Parshat Nitzavim starts with the children of Israel nitzavim – standing – before God and community, ready to enter into covenant, a covenant with rights and responsibilities, in order to become established as a people. At first glance, this seemed to me like a perfectly logical entrance to a covenant, but then it occurred to me: was the covenant not established with Abraham, and Isaac, and Jacob, and at the Exodus, and at Sinai…? Were the people of Israel not referred to as “am,” as a nation? Why this strong image of the entire people standing together before not just God, but each other? Why does the Torah point out that it is not just the elders and leaders, but everyone “from woodchopper to water bearer”?
Since the beginning of Pardes, I have been doing something unusual for me – something I have resisted strongly for the past decade – going to services twice almost every day. Sometimes I feel a deep spiritual fulfillment from the prayer, sometimes I do not. Recently, I was going through some intense personal issues. While I attended minyan, surrounded by my newfound community, I found myself breaking down in tears during every service (perhaps I will write more about this experience later). Pardes has different minyanim throughout the week: “creative,” egalitarian, and mechitza. I, having the ability to be counted in all three minyanim, have rotated among the three.
Last week there was one morning in which I was #9 in both minyanim. Both wanted me to be in their room to bring them closer to the required 10, but alas, I was not enough. As I popped from room to room to see if I was finally #10, I thought of the other 80ish people here at Pardes. Daily each minyan asks me if I am going to be there tomorrow. Often I am asked to lead or play another part in the service.
We have a tendency in the [non-Orthodox] Jewish community to focus on the same small group of lay leaders. We, the leaders, need those 10 people to step up because we can’t get the rest of the community to do so. We rely, foolishly, on the same 10, so much so that when one takes a well-deserved break, we cannot function.
The people of Israel stand together, ready to re-enter a covenant, not just with God, but with each other. They do so because entering a covenant, entering a community, is not a one time event. It is not enough just to join. When one is a part of a community, one must stand ready to fulfill his or her responsibility to every other member of the community. This covenant is what grants members of a community the rights of being part of that community. More importantly perhaps, it is this shared responsibility, this renewed commitment, that creates the community. Everyone has his or her own ways of serving the community, and that is what it is about – service, not necessarily services.

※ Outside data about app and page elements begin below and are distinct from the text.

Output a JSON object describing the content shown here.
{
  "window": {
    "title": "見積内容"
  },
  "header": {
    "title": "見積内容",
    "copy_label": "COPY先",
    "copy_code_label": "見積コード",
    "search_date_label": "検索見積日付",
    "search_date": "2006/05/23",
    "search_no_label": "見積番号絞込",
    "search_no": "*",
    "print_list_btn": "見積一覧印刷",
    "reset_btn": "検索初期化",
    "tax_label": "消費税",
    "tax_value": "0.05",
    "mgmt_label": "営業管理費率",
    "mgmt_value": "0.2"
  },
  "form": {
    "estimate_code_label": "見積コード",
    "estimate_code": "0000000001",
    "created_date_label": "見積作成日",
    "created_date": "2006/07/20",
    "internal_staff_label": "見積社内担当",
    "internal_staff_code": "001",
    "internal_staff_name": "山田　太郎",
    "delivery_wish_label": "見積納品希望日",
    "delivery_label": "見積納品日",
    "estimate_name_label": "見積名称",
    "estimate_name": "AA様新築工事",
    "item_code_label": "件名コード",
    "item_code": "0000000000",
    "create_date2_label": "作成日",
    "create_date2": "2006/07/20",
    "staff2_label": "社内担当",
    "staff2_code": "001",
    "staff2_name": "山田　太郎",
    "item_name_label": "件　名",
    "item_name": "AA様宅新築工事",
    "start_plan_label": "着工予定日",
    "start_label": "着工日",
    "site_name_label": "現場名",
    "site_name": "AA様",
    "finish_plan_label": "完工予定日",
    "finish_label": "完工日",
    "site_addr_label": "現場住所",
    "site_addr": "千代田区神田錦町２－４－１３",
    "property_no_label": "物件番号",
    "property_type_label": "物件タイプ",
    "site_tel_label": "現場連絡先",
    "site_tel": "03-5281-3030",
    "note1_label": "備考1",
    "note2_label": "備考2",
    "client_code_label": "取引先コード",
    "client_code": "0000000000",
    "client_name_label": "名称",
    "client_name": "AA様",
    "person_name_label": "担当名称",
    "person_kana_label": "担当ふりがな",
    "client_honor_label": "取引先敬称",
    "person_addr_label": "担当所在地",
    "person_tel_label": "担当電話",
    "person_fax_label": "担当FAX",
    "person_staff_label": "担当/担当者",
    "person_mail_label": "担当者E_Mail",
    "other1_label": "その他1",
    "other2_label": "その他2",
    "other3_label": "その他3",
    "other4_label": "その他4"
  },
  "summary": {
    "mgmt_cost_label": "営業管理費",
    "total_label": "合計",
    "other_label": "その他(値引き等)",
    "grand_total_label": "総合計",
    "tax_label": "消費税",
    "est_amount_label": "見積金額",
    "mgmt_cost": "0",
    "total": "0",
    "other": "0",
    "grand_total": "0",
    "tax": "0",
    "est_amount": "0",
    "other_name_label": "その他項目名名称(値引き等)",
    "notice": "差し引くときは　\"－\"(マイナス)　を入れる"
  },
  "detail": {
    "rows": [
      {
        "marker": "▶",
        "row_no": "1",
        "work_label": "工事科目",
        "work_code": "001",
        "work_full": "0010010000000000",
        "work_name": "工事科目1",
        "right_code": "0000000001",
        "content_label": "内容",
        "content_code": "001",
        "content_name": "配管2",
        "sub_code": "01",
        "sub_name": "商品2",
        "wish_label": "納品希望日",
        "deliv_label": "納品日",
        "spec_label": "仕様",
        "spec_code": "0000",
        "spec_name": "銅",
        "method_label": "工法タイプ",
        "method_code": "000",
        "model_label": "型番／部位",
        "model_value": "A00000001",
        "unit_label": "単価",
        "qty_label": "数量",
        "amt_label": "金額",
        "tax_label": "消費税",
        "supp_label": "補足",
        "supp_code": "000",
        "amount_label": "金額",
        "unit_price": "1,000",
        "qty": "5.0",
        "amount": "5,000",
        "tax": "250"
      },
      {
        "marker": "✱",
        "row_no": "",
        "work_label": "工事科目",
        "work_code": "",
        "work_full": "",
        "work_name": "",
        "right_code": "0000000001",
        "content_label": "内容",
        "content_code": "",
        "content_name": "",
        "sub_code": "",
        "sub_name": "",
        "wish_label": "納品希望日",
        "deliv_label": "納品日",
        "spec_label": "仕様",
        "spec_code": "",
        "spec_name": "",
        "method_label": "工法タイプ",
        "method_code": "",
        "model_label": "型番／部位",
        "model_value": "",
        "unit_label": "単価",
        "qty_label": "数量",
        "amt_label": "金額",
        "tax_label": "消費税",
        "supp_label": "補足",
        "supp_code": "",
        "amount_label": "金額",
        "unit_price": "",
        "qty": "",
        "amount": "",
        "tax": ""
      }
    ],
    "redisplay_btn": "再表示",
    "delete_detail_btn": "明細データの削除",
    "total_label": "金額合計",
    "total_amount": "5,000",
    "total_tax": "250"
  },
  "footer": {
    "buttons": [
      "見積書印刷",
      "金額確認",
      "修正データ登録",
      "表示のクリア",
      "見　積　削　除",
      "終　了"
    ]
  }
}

One does not have to stand every day.
One does not have to stand in every way.
But one must stand.
You might find yourself to be #10.